- Repair revolution is catching up in the west in the last 5 years or so,indeed they make E-waste 10 fold more than asian countries. RepairCafe Bengaluru believes there's a growing need to change or relook policies, specially in our education system by linking environment to technology and repair to life skills.
In the UK in past, people learned to replace plugs on electrical appliances at school. However, repair in schools has suffered as Design and Technology (DT) was withdrawn as a compulsory subject and decreases in size. And many initiatives promoting STEM (Science Technology Engineering Maths) enrichment are keen on disassociating them from repair, which is claimed to have a ‘low status’.
The persistent notion that repair is ‘low status’ is nonsense, especially given the growth of sensor networks, smart cities and smart homes, which will necessitate more maintenance and repair than ever. These will be some of the most reliable jobs in an age of automation and outsourced everything.
Not to mention that repair teaches some of the most transferrable skills: (creative) problem-solving, team work and it serves as a real confidence-builder.
Also, what is the consequence of schools accepting and reinforcing this ‘low status’ attached to repair and care, in an age of shrinking education budgets? How can schools continue to ignore care and repair of their own computers?
Lastly, if in the UK students attempting to get a place at universities, as elsewhere, are judged on their contributions to community and civic spirit – what better way to achieve this, than through activities like the Restart Party or Réparothon, providing a service to the community and sharing valuable skills.

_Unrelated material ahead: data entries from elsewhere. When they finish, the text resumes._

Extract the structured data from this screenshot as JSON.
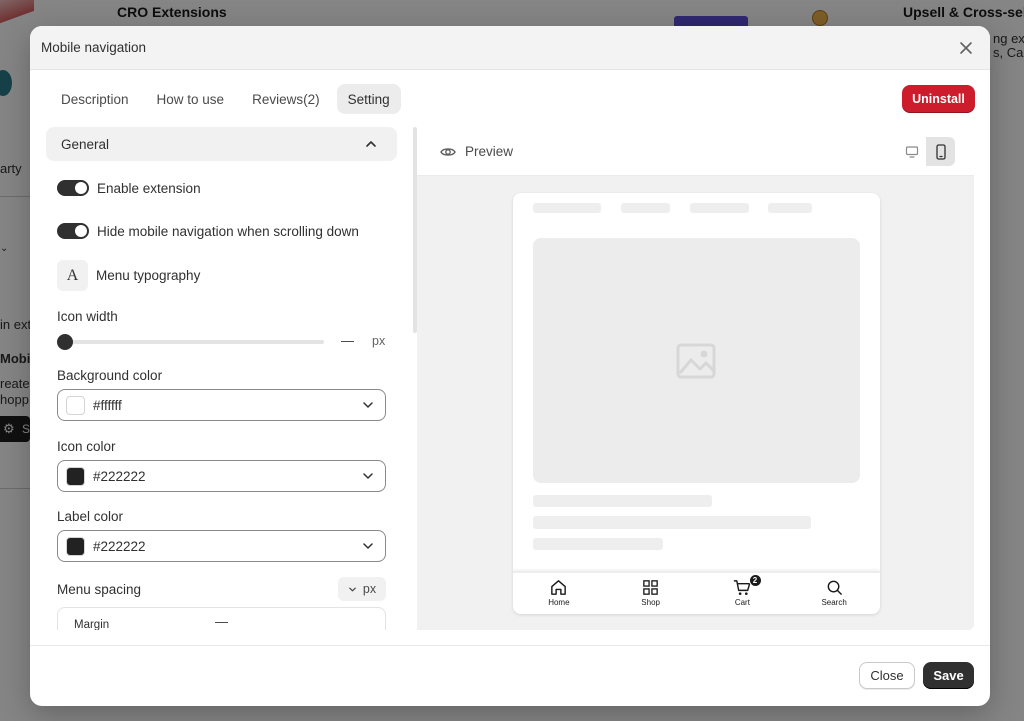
{
  "background": {
    "card1_title": "CRO Extensions",
    "card2_title": "Upsell & Cross-sell",
    "fragments": {
      "right1": "ng ext",
      "right2": "s, Car",
      "left_party": "arty",
      "left_ext": "in ext",
      "left_mobile": "Mobile",
      "left_create": "reate",
      "left_shop": "hopp",
      "left_settings": "S"
    }
  },
  "modal": {
    "title": "Mobile navigation",
    "tabs": [
      {
        "label": "Description"
      },
      {
        "label": "How to use"
      },
      {
        "label": "Reviews(2)"
      },
      {
        "label": "Setting",
        "active": true
      }
    ],
    "uninstall_label": "Uninstall",
    "uninstall_color": "#cd1d2c"
  },
  "settings": {
    "section_title": "General",
    "enable_extension": {
      "label": "Enable extension",
      "on": true
    },
    "hide_on_scroll": {
      "label": "Hide mobile navigation when scrolling down",
      "on": true
    },
    "typography": {
      "label": "Menu typography",
      "icon_glyph": "A"
    },
    "icon_width": {
      "label": "Icon width",
      "value": "—",
      "unit": "px"
    },
    "background_color": {
      "label": "Background color",
      "value": "#ffffff"
    },
    "icon_color": {
      "label": "Icon color",
      "value": "#222222"
    },
    "label_color": {
      "label": "Label color",
      "value": "#222222"
    },
    "menu_spacing": {
      "label": "Menu spacing",
      "unit": "px"
    },
    "margin": {
      "label": "Margin",
      "value": "—"
    }
  },
  "preview": {
    "title": "Preview",
    "device_options": [
      "desktop-icon",
      "mobile-icon"
    ],
    "active_device": "mobile",
    "nav_items": [
      {
        "label": "Home",
        "icon": "home-icon"
      },
      {
        "label": "Shop",
        "icon": "grid-icon"
      },
      {
        "label": "Cart",
        "icon": "cart-icon",
        "badge": "2"
      },
      {
        "label": "Search",
        "icon": "search-icon"
      }
    ]
  },
  "footer": {
    "close_label": "Close",
    "save_label": "Save"
  }
}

This above piece is a data reflected from an international charity working on repair as a mainstream skill and concern in UK.
Repair cafe Bengaluru is eager to work it's way forward in introducing repair courses and enrichments in schools across Bangalore.